June 7, 2017
Ocean Conference: Increasing economic benefits
To small islands developing States and least developed countries and providing access for small-scale artisanal fishers to marine resources and markets

Intervention of His Eminence Peter Cardinal Turkson,
Prefect of the Dicastery for Promoting Integral Human Development,
Head of the Delegation of the Holy See to the
United Nations Conference to Support the Implementation of SDG 14:
Conserve and Sustainably Use the Oceans, Seas and Marine Resources
for Sustainable Development

Partnership dialogue 5:
Increasing economic benefits to small islands developing States
and least developed countries and providing access for small-scale artisanal fishers to marine resources and markets

New York, 7 June 2017

Mr. Chair,

The Holy See welcomes the opportunity to share its thoughts on increasing economic benefits to Least Developed Countries (LDCs) and Small Island Developing States (SIDS) and on providing access to marine resources and markets for small-scale fishermen. The SAMOA Pathway Outcome Document is important to this discussion.

In considering the economic benefits to SIDS and LDCs from their ocean-related businesses, such as fishing and aquaculture, tourism, plant marine living resources and biotechnology, my Delegation would like to underline three points.

First, it is correct to think of these businesses as micro, small and medium-sized enterprises (MSMEs). In this regard, my Delegation wishes to refer to the important work being done by the UN Commission on International Trade Law (UNCITRAL). In 2011, UNCITRAL determined that there was no coherent set of global legal and regulatory measures that could promote financial inclusion, or microfinance, for MSMEs. In 2014, an UNCITRAL Working Group began to focus on creating and enabling a business and legal environment for this type of activity, in particular those MSMEs in developing economies. An important aspect of the work thus far has been on enabling businesses that operate outside the legally regulated economy to become part of it.

Second, regional cooperation to bolster the economic interests of SIDS and LDCs is very important to have greater access to financing for development and greater market clout, thereby attracting greater investments and promoting virtuous business models and a healthy formal business and legal environment.

Third and lastly, my Delegation is convinced that “man is the source, the center and the purpose of all economic and social life.”[1] It follows that, in today’s global society, it is essential that “we continue to prioritize the goal of access to steady employment for everyone,”[2] including for small-scale artisanal fishers. As Pope Francis wrote in his Encyclical Letter Laudato Si’, “[t]o stop investing in people, in order to gain greater short-term financial gain, is bad business for society.”[3] Moreover, we need to reject any conception of the market that would suggest that problems can be solved simply by an increase in the profits of companies or individuals.

Mr. Chair,

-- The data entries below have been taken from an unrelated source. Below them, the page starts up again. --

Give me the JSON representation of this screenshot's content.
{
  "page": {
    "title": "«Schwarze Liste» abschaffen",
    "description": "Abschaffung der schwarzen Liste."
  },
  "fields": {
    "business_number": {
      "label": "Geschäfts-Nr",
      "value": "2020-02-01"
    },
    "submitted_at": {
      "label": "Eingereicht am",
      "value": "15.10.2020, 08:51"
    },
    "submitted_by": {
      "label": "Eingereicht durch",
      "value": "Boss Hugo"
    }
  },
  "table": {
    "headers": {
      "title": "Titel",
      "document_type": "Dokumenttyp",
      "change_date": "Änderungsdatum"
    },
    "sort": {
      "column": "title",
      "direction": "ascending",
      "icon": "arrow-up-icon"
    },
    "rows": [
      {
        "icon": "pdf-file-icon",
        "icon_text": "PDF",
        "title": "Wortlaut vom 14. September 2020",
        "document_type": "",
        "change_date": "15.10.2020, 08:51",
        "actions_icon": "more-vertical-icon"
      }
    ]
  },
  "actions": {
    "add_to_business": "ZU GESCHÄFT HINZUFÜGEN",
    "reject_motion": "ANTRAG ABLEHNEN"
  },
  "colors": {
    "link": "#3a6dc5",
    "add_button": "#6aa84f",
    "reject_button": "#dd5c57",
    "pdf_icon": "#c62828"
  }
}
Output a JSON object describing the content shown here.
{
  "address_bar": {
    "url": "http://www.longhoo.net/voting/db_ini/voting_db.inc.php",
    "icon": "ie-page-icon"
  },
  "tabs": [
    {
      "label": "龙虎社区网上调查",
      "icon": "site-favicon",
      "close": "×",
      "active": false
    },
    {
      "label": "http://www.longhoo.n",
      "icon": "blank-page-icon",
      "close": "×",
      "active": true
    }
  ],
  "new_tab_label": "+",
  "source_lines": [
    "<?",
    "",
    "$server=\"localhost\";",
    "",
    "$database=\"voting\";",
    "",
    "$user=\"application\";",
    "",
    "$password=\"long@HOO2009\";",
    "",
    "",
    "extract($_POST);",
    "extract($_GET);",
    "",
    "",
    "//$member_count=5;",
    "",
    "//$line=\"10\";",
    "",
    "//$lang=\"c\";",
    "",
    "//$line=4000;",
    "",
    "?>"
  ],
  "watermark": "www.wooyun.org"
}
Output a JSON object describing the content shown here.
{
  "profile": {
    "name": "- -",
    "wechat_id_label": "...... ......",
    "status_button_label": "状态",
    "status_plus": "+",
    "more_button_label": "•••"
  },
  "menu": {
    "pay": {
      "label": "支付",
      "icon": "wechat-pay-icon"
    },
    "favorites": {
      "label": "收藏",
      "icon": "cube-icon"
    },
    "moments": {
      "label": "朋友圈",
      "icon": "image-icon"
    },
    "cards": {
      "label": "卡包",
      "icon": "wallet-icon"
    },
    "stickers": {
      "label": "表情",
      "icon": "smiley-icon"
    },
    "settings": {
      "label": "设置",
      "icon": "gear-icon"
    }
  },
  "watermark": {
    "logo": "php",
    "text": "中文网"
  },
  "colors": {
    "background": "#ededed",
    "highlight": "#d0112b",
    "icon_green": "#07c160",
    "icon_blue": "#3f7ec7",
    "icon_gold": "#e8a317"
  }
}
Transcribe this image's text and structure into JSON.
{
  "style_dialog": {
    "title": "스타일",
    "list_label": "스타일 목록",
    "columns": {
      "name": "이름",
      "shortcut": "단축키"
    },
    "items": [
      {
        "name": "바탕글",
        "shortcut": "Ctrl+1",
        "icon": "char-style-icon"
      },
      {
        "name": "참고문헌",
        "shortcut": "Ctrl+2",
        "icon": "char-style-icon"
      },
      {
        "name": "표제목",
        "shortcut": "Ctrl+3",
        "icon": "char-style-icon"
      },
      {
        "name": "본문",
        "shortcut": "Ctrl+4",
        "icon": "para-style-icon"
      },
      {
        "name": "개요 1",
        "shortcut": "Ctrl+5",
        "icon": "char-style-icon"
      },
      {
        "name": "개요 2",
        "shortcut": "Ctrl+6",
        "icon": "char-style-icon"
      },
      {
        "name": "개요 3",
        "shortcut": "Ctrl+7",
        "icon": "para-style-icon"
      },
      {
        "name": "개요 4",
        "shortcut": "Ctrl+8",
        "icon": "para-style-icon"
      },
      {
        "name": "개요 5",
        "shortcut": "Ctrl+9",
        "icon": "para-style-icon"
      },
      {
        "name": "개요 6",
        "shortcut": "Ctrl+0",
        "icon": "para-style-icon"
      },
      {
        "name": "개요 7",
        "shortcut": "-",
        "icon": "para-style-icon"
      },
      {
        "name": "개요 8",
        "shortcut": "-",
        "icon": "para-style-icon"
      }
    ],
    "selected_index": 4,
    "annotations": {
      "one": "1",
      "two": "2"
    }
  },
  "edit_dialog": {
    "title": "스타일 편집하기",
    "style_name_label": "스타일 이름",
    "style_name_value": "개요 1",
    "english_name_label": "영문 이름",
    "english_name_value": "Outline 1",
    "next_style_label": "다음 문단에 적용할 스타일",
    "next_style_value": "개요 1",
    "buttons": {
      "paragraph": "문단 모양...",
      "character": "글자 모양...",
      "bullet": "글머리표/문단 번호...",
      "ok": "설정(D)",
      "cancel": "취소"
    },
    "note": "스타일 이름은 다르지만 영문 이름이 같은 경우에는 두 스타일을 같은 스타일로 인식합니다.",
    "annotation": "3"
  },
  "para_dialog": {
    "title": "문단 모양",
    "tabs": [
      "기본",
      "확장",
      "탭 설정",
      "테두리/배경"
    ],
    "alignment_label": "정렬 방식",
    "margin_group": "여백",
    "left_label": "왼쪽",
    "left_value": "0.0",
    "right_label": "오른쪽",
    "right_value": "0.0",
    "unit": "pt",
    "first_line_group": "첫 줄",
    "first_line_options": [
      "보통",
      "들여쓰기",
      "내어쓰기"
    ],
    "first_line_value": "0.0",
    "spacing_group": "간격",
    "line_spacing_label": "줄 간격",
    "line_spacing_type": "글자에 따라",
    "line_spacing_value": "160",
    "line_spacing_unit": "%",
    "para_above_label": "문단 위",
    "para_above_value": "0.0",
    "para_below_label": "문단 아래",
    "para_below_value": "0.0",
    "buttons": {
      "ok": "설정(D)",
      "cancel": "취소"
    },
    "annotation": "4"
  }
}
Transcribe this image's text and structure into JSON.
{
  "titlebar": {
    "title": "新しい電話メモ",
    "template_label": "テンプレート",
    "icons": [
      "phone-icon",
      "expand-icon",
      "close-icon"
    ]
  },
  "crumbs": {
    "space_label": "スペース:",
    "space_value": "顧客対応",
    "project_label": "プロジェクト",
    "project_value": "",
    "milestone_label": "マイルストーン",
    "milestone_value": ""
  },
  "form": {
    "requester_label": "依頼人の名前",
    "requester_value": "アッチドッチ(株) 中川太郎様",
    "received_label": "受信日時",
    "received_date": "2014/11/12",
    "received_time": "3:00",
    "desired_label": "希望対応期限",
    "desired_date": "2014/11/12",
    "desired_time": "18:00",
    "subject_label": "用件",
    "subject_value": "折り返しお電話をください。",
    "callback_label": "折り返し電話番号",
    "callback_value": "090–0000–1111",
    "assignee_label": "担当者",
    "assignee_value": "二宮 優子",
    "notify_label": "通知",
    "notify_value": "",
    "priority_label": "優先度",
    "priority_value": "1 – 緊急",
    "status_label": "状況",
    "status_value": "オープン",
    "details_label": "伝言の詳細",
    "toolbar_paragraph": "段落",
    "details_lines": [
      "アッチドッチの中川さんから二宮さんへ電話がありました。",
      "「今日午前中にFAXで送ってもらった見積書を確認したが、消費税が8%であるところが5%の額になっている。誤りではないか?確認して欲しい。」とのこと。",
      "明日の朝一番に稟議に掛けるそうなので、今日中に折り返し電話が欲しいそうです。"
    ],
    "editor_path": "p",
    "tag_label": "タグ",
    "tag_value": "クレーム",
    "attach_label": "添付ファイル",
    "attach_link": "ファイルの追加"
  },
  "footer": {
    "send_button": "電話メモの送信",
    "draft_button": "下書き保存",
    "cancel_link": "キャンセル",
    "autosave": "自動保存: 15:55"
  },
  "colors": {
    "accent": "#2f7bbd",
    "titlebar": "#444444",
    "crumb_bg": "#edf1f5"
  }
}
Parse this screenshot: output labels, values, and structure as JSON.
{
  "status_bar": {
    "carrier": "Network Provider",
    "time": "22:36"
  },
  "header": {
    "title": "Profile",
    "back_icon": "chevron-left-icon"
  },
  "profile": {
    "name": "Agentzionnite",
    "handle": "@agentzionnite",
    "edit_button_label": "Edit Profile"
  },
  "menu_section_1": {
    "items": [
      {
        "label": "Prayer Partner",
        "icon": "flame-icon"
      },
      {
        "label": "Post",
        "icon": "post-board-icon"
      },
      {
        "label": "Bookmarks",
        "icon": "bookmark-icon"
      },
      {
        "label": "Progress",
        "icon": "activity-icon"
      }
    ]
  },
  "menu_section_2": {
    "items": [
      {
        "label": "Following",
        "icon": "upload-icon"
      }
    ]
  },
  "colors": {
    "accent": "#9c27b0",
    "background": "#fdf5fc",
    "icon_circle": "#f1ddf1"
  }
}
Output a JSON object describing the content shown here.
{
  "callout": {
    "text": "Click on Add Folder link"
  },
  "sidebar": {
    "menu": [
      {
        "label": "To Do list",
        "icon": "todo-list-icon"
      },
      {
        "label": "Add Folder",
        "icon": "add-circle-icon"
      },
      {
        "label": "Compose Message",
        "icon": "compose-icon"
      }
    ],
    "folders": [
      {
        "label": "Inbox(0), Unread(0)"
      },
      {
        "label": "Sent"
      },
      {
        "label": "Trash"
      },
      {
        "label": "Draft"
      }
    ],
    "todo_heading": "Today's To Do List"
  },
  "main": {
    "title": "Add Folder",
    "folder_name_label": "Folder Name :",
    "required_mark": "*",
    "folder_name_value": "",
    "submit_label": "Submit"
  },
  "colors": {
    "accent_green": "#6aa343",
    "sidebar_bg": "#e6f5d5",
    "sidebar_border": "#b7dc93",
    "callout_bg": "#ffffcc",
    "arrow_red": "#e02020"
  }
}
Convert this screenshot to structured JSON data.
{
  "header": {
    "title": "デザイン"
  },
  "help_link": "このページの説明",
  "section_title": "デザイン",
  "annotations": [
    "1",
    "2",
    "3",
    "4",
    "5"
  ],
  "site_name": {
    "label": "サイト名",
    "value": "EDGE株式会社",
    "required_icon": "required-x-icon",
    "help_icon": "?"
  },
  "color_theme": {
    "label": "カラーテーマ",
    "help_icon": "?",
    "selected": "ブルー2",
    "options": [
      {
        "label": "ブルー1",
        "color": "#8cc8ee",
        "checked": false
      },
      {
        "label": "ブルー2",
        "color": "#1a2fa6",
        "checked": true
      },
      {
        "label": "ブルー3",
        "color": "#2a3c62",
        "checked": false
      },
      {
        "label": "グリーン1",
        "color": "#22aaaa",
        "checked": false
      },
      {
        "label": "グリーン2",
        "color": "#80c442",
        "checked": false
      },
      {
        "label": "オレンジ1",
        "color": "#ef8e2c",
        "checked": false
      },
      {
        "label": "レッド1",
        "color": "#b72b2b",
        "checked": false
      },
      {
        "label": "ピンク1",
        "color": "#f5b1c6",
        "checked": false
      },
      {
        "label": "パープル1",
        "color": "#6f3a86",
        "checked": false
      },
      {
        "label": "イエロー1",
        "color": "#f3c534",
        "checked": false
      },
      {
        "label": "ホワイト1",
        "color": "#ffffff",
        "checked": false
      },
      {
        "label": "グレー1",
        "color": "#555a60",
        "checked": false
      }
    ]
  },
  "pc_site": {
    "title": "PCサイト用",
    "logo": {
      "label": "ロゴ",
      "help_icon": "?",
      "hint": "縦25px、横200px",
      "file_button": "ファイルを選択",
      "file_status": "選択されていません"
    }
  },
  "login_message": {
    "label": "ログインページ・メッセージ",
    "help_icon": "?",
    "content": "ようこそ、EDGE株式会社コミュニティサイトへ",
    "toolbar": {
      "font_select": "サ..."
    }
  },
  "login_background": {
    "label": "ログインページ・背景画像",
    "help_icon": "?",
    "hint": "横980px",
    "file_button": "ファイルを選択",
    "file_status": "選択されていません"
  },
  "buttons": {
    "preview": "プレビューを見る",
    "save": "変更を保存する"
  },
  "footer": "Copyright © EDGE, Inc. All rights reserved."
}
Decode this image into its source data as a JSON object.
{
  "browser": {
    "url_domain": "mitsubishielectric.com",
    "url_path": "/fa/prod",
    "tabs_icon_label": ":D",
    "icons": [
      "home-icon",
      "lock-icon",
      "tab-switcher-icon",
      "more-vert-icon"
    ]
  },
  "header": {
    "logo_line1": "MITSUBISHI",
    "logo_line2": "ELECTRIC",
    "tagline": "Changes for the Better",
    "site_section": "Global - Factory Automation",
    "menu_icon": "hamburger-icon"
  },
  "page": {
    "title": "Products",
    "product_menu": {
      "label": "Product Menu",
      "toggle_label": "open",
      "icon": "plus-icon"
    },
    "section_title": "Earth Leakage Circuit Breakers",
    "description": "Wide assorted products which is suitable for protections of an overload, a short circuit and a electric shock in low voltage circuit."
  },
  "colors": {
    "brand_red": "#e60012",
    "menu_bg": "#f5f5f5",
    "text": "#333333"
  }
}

The greatest resource of SIDS and LDCs is their people, with their rich cultural and religious traditions. Their economic growth will depend on models of development and business that are inspired by universal solidarity and by the ethical imperative that no one should be left behind.

Thank you, Mr. Chair.


1. Second Vatican Council, Pastoral Constitution on the Church in the Modern World, Gaudium et Spes, 63.
2. Pope Benedict XVI, Encyclical Letter Caritas in Veritate, 32.
3. Pope Francis, Encyclical Letter Laudato Si’, 128.